Reporting John Cody
CHICAGO (CBS) — Baby Boomers are facing a real financial squeeze as their savings dwindle, and their parents pass along less than anyone hoped.
As WBBM Newsradio’s John Cody reports, Chicago tax expert Judi Strauss, the owner of Strauss Tax Service, says the parents of boomers are living longer and spending more on their own health care, eating into inheritance dollars boomers had been banking on – for their own kids’ college.
LISTEN: WBBM Newsradio’s John Cody reports
The Wall Street Journal says a 65 year old man has a 60 percent chance of living to age 80, and a 40 percent chance of reaching 85, which all means higher medical costs.
And Strauss says the boomers themselves haven’t been saving enough.

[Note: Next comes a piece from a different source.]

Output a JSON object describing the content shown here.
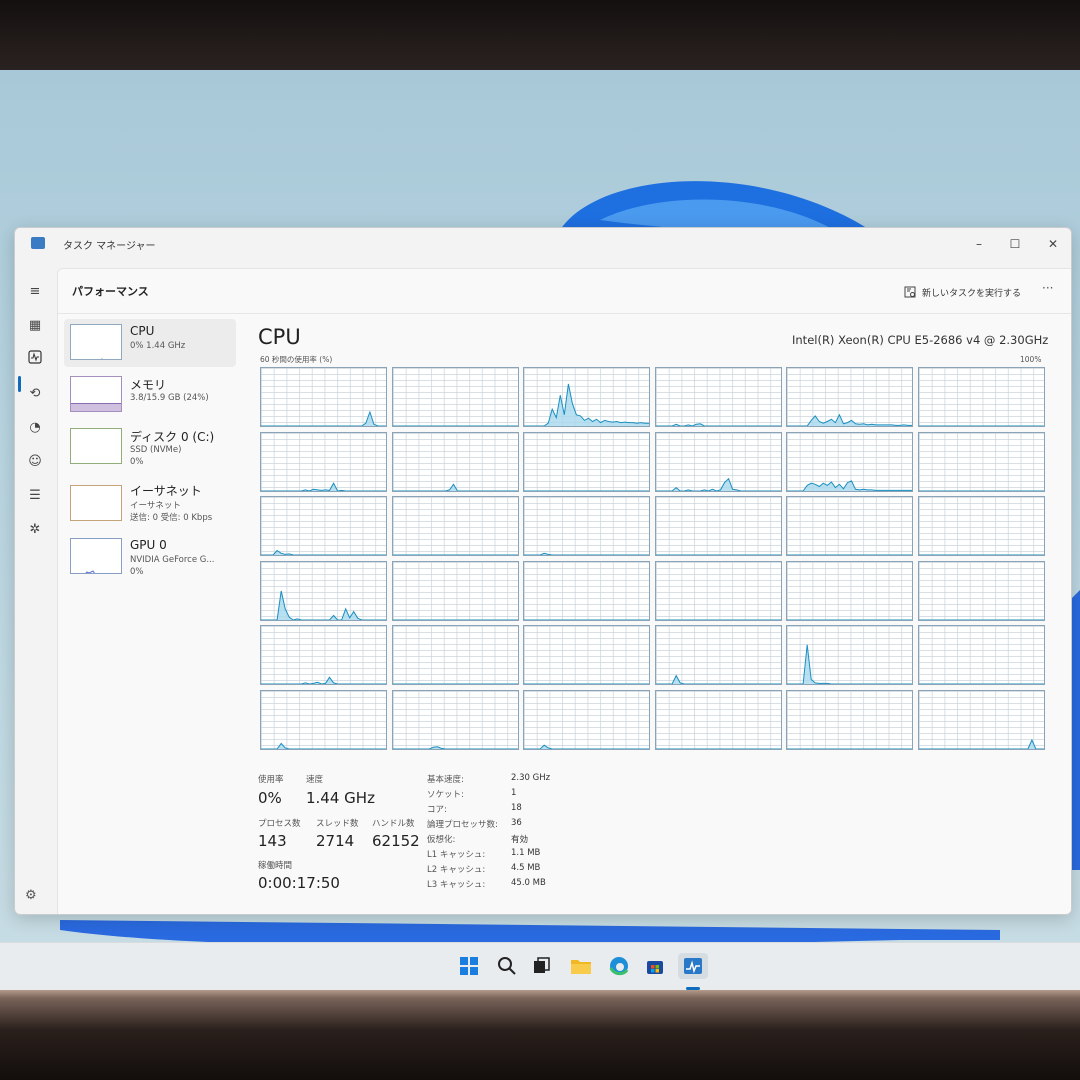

Most no longer have defined benefit pensions; instead, they have 401K plans which haven’t panned out well over the last 10 years.
“When I see younger people thinking about retirement, they think that they might have $3- or $400,000, and that is nowhere enough funds from retiring at 60 or 65 until they live to their late 80s,” Strauss said.
Strauss says many boomers also loaded up on credit card debt and home equity loans, leaving them with insufficient savings as retirement approaches.
Strauss points out that just insurance, Medicare and supplemental plus co pays cost over $10,000 a year, which means $200,000 needed every ten years for just one person for medical care alone.
She also says that people trying to live off the interest on their savings are having with secure CDs now paying 1 percent, if they’re lucky and good shoppers.
Strauss’s advice is simple – save as much as you can, and don’t count on much help from the generation before you.